Some marketers like to divide their metrics into specific time periods. For example, what was the biggest drop this quarter? How does it compare to the previous quarter? This is a smart way to track performance because it tells me if my results are getting better or worse.
If I don’t measure my draw I might not see the damage coming and I might not be sure if it’s a temporary blip or something more serious. The worst part is that I realize it’s a serious loss when it’s too late to repair the damage. I have seen traders whose account balances dropped 70% to 80% before they addressed adjusting their trading. At this point, they need a 300% to 400% profit to get back to their original deposit.
Measuring losses allows you to take preventative action to prevent serious damage before it happens. Measuring your drawdown can also help you act more strategically than emotionally, which can help prevent problems.
Controlling drawdown means controlling risk. Here are five steps that anyone can implement.
- Use a stop loss. Always, always use a stop loss and never extend the stop loss once the trade is open. Stop losses are the basis of risk control because they limit the risk of each trade.
- Goal positive reward to risk ratios. If the trade cannot make more than the size of the stop loss, I will not take the trade. All of my trades have a reward to risk ratio of at least 1.5:1, which means I want to earn at least 1.5 times more than I’m willing to risk. A positive ratio means I’m not relying on a high win percentage to make money. An excellent real-life example is a self-funded independent trader from Sweden, Kristjan Kullamägi, who turned $4 million into $32 million in 2020 with only a 30% win rate. To achieve these returns, he had very high rewards compared to his risk.
- Have the maximum percentage risk per trade in your account. For example, if the maximum risk per trade is 2%, the size of the stop-loss in dollar terms cannot exceed 2% of the total value of the account. If my account balance is $10,000, the trade cannot cost me more than $200 if they stop me. This means I have to calculate the position size for each trade if my stop loss and Forex pair sizes are different for each trade. For example, a EUR/USD trade with a stop-loss of 50 pips will have a different position size than a GBP/USD trade with a stop-loss of 100 pips.

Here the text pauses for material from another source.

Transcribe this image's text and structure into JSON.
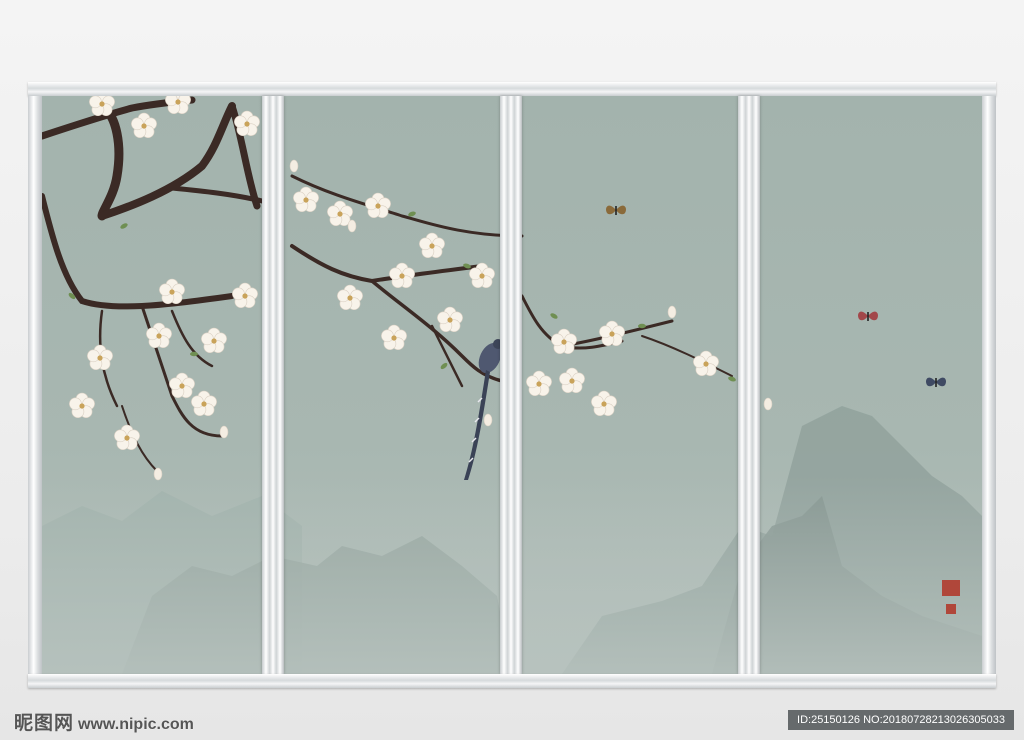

It also means that as my account value goes down, so does the dollar value of my stop losses, which further helps protect my account.
- Ensure maximum drawdown before reducing risk further. The temptation is to increase risk after a losing streak because I want to recoup losses faster, but that’s emotional trading. If I’m experiencing a draw, I’m out of sync with the markets. Before going back to my usual level of risk, I should sync with a lower risk. For example, if my account goes down 10%, I will go down to 1% risk and wait for my account to return to the previous equity value before going back to my normal 2% risk.
- Ensure maximum withdrawals before switching to cash. At some point I may be in an area where I can’t stop my account from draining. I want to stop trading and reevaluate before I get to the point where my account is destroyed. For example, if my account drops 30% from its maximum value, I stop trading and examine my method and execution.
Drawdowns will happen to the best traders, so I see them as an inevitable part of trading. That’s okay – there’s no reward without risk. But it is necessary to manage them proactively to balance the drawdown.
Measuring drawdowns is easy and most platforms will easily capture Forex drawdown without the trader having to calculate it manually.
How do I calculate Forex withdrawals?
There are two methods: absolute drawdown, which tracks how much the account falls below the initial deposit, and maximum and relative drawdown, which are peak-to-valley measurements.
How much drawdown is acceptable in Forex?
In general, traders will stop trading if their account drops below 10%-20% of their maximum equity.
What Causes Forex Drawdowns?
A number of losses cause drawdown. This can be due to poor market conditions, emotional trading, poor risk management eg low reward/risk ratio, or poor trading strategy.
What is a good maximum draw?
A good maximum drawdown is generally in the range of 10% to 20% of the maximum equity.